• [Work instruction]: A precise repetition of every line below is the required answer.

Excerpts from a dataset:
######
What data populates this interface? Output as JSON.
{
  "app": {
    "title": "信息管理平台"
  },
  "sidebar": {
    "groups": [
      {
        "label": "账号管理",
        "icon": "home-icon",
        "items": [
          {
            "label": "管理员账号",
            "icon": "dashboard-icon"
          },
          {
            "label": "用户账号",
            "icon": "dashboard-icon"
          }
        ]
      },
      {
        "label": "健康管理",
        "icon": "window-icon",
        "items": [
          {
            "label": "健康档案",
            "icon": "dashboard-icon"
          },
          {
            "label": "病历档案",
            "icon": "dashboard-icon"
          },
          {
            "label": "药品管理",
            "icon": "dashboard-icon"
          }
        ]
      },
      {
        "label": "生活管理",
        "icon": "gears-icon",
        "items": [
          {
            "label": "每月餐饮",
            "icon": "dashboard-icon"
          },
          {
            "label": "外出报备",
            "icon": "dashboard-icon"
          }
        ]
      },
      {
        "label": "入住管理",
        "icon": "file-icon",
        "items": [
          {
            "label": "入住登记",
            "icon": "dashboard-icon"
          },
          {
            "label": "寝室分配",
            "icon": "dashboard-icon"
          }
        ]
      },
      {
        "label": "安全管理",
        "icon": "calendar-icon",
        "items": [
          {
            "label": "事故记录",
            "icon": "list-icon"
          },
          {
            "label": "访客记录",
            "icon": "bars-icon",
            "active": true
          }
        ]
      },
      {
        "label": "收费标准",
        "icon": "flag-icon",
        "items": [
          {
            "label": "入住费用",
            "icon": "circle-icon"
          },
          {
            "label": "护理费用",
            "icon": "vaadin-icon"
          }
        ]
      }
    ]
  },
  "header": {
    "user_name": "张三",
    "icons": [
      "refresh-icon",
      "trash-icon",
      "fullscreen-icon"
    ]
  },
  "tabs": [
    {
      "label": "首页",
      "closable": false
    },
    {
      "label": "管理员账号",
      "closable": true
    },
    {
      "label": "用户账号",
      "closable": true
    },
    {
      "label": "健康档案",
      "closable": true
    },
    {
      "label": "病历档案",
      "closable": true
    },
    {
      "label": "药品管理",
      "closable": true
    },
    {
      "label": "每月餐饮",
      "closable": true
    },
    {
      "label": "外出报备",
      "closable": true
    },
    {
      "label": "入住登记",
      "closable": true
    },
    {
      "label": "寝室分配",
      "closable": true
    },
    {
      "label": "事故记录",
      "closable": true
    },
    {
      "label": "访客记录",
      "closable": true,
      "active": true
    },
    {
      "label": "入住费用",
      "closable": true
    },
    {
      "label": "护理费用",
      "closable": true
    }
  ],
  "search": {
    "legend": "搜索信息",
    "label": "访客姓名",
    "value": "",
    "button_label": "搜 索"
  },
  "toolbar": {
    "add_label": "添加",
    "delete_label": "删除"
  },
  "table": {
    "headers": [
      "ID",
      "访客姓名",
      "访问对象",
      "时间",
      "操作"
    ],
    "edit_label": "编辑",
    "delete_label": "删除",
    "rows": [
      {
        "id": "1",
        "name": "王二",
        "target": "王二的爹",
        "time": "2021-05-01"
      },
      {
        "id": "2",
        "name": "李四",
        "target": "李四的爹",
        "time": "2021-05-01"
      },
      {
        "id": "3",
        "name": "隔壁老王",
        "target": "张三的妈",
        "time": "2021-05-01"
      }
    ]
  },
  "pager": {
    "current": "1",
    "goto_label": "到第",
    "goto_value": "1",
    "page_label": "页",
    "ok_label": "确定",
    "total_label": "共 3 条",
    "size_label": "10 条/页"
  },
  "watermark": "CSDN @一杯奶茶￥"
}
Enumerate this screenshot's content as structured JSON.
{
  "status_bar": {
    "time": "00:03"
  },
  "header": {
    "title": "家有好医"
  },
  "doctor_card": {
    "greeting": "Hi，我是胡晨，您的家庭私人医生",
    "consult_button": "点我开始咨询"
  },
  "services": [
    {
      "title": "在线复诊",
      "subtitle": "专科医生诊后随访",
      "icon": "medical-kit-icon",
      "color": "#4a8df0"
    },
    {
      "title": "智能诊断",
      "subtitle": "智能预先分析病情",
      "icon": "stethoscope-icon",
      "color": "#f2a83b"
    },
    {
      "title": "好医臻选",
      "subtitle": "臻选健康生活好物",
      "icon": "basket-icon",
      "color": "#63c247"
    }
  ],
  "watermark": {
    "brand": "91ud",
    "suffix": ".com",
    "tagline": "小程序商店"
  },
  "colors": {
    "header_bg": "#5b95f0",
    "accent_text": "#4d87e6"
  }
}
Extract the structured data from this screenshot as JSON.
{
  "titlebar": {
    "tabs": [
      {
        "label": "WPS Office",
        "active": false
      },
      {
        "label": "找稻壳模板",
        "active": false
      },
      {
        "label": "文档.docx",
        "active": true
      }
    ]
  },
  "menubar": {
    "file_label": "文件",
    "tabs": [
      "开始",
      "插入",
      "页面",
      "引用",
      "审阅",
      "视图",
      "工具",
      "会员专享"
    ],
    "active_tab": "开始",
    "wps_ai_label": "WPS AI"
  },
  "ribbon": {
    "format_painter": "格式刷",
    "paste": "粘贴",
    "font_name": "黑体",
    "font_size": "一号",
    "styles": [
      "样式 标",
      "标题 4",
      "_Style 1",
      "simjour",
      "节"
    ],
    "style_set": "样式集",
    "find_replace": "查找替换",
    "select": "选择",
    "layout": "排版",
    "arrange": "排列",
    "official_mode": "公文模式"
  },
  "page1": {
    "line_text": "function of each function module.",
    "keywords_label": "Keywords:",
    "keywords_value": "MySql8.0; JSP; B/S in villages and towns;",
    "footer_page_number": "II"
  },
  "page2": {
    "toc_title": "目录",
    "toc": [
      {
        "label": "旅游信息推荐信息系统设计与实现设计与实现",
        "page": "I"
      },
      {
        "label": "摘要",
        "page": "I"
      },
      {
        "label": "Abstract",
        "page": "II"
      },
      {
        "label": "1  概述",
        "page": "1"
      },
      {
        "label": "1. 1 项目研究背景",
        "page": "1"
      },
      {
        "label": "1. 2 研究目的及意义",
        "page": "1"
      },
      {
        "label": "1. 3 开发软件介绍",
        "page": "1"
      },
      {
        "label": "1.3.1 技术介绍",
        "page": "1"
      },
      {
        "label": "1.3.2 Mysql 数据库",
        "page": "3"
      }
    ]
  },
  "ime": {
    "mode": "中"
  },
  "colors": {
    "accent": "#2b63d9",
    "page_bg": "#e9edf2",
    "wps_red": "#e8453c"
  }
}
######
• [Solution]:
What data populates this interface? Output as JSON.
{
  "app": {
    "title": "信息管理平台"
  },
  "sidebar": {
    "groups": [
      {
        "label": "账号管理",
        "icon": "home-icon",
        "items": [
          {
            "label": "管理员账号",
            "icon": "dashboard-icon"
          },
          {
            "label": "用户账号",
            "icon": "dashboard-icon"
          }
        ]
      },
      {
        "label": "健康管理",
        "icon": "window-icon",
        "items": [
          {
            "label": "健康档案",
            "icon": "dashboard-icon"
          },
          {
            "label": "病历档案",
            "icon": "dashboard-icon"
          },
          {
            "label": "药品管理",
            "icon": "dashboard-icon"
          }
        ]
      },
      {
        "label": "生活管理",
        "icon": "gears-icon",
        "items": [
          {
            "label": "每月餐饮",
            "icon": "dashboard-icon"
          },
          {
            "label": "外出报备",
            "icon": "dashboard-icon"
          }
        ]
      },
      {
        "label": "入住管理",
        "icon": "file-icon",
        "items": [
          {
            "label": "入住登记",
            "icon": "dashboard-icon"
          },
          {
            "label": "寝室分配",
            "icon": "dashboard-icon"
          }
        ]
      },
      {
        "label": "安全管理",
        "icon": "calendar-icon",
        "items": [
          {
            "label": "事故记录",
            "icon": "list-icon"
          },
          {
            "label": "访客记录",
            "icon": "bars-icon",
            "active": true
          }
        ]
      },
      {
        "label": "收费标准",
        "icon": "flag-icon",
        "items": [
          {
            "label": "入住费用",
            "icon": "circle-icon"
          },
          {
            "label": "护理费用",
            "icon": "vaadin-icon"
          }
        ]
      }
    ]
  },
  "header": {
    "user_name": "张三",
    "icons": [
      "refresh-icon",
      "trash-icon",
      "fullscreen-icon"
    ]
  },
  "tabs": [
    {
      "label": "首页",
      "closable": false
    },
    {
      "label": "管理员账号",
      "closable": true
    },
    {
      "label": "用户账号",
      "closable": true
    },
    {
      "label": "健康档案",
      "closable": true
    },
    {
      "label": "病历档案",
      "closable": true
    },
    {
      "label": "药品管理",
      "closable": true
    },
    {
      "label": "每月餐饮",
      "closable": true
    },
    {
      "label": "外出报备",
      "closable": true
    },
    {
      "label": "入住登记",
      "closable": true
    },
    {
      "label": "寝室分配",
      "closable": true
    },
    {
      "label": "事故记录",
      "closable": true
    },
    {
      "label": "访客记录",
      "closable": true,
      "active": true
    },
    {
      "label": "入住费用",
      "closable": true
    },
    {
      "label": "护理费用",
      "closable": true
    }
  ],
  "search": {
    "legend": "搜索信息",
    "label": "访客姓名",
    "value": "",
    "button_label": "搜 索"
  },
  "toolbar": {
    "add_label": "添加",
    "delete_label": "删除"
  },
  "table": {
    "headers": [
      "ID",
      "访客姓名",
      "访问对象",
      "时间",
      "操作"
    ],
    "edit_label": "编辑",
    "delete_label": "删除",
    "rows": [
      {
        "id": "1",
        "name": "王二",
        "target": "王二的爹",
        "time": "2021-05-01"
      },
      {
        "id": "2",
        "name": "李四",
        "target": "李四的爹",
        "time": "2021-05-01"
      },
      {
        "id": "3",
        "name": "隔壁老王",
        "target": "张三的妈",
        "time": "2021-05-01"
      }
    ]
  },
  "pager": {
    "current": "1",
    "goto_label": "到第",
    "goto_value": "1",
    "page_label": "页",
    "ok_label": "确定",
    "total_label": "共 3 条",
    "size_label": "10 条/页"
  },
  "watermark": "CSDN @一杯奶茶￥"
}
Enumerate this screenshot's content as structured JSON.
{
  "status_bar": {
    "time": "00:03"
  },
  "header": {
    "title": "家有好医"
  },
  "doctor_card": {
    "greeting": "Hi，我是胡晨，您的家庭私人医生",
    "consult_button": "点我开始咨询"
  },
  "services": [
    {
      "title": "在线复诊",
      "subtitle": "专科医生诊后随访",
      "icon": "medical-kit-icon",
      "color": "#4a8df0"
    },
    {
      "title": "智能诊断",
      "subtitle": "智能预先分析病情",
      "icon": "stethoscope-icon",
      "color": "#f2a83b"
    },
    {
      "title": "好医臻选",
      "subtitle": "臻选健康生活好物",
      "icon": "basket-icon",
      "color": "#63c247"
    }
  ],
  "watermark": {
    "brand": "91ud",
    "suffix": ".com",
    "tagline": "小程序商店"
  },
  "colors": {
    "header_bg": "#5b95f0",
    "accent_text": "#4d87e6"
  }
}
Extract the structured data from this screenshot as JSON.
{
  "titlebar": {
    "tabs": [
      {
        "label": "WPS Office",
        "active": false
      },
      {
        "label": "找稻壳模板",
        "active": false
      },
      {
        "label": "文档.docx",
        "active": true
      }
    ]
  },
  "menubar": {
    "file_label": "文件",
    "tabs": [
      "开始",
      "插入",
      "页面",
      "引用",
      "审阅",
      "视图",
      "工具",
      "会员专享"
    ],
    "active_tab": "开始",
    "wps_ai_label": "WPS AI"
  },
  "ribbon": {
    "format_painter": "格式刷",
    "paste": "粘贴",
    "font_name": "黑体",
    "font_size": "一号",
    "styles": [
      "样式 标",
      "标题 4",
      "_Style 1",
      "simjour",
      "节"
    ],
    "style_set": "样式集",
    "find_replace": "查找替换",
    "select": "选择",
    "layout": "排版",
    "arrange": "排列",
    "official_mode": "公文模式"
  },
  "page1": {
    "line_text": "function of each function module.",
    "keywords_label": "Keywords:",
    "keywords_value": "MySql8.0; JSP; B/S in villages and towns;",
    "footer_page_number": "II"
  },
  "page2": {
    "toc_title": "目录",
    "toc": [
      {
        "label": "旅游信息推荐信息系统设计与实现设计与实现",
        "page": "I"
      },
      {
        "label": "摘要",
        "page": "I"
      },
      {
        "label": "Abstract",
        "page": "II"
      },
      {
        "label": "1  概述",
        "page": "1"
      },
      {
        "label": "1. 1 项目研究背景",
        "page": "1"
      },
      {
        "label": "1. 2 研究目的及意义",
        "page": "1"
      },
      {
        "label": "1. 3 开发软件介绍",
        "page": "1"
      },
      {
        "label": "1.3.1 技术介绍",
        "page": "1"
      },
      {
        "label": "1.3.2 Mysql 数据库",
        "page": "3"
      }
    ]
  },
  "ime": {
    "mode": "中"
  },
  "colors": {
    "accent": "#2b63d9",
    "page_bg": "#e9edf2",
    "wps_red": "#e8453c"
  }
}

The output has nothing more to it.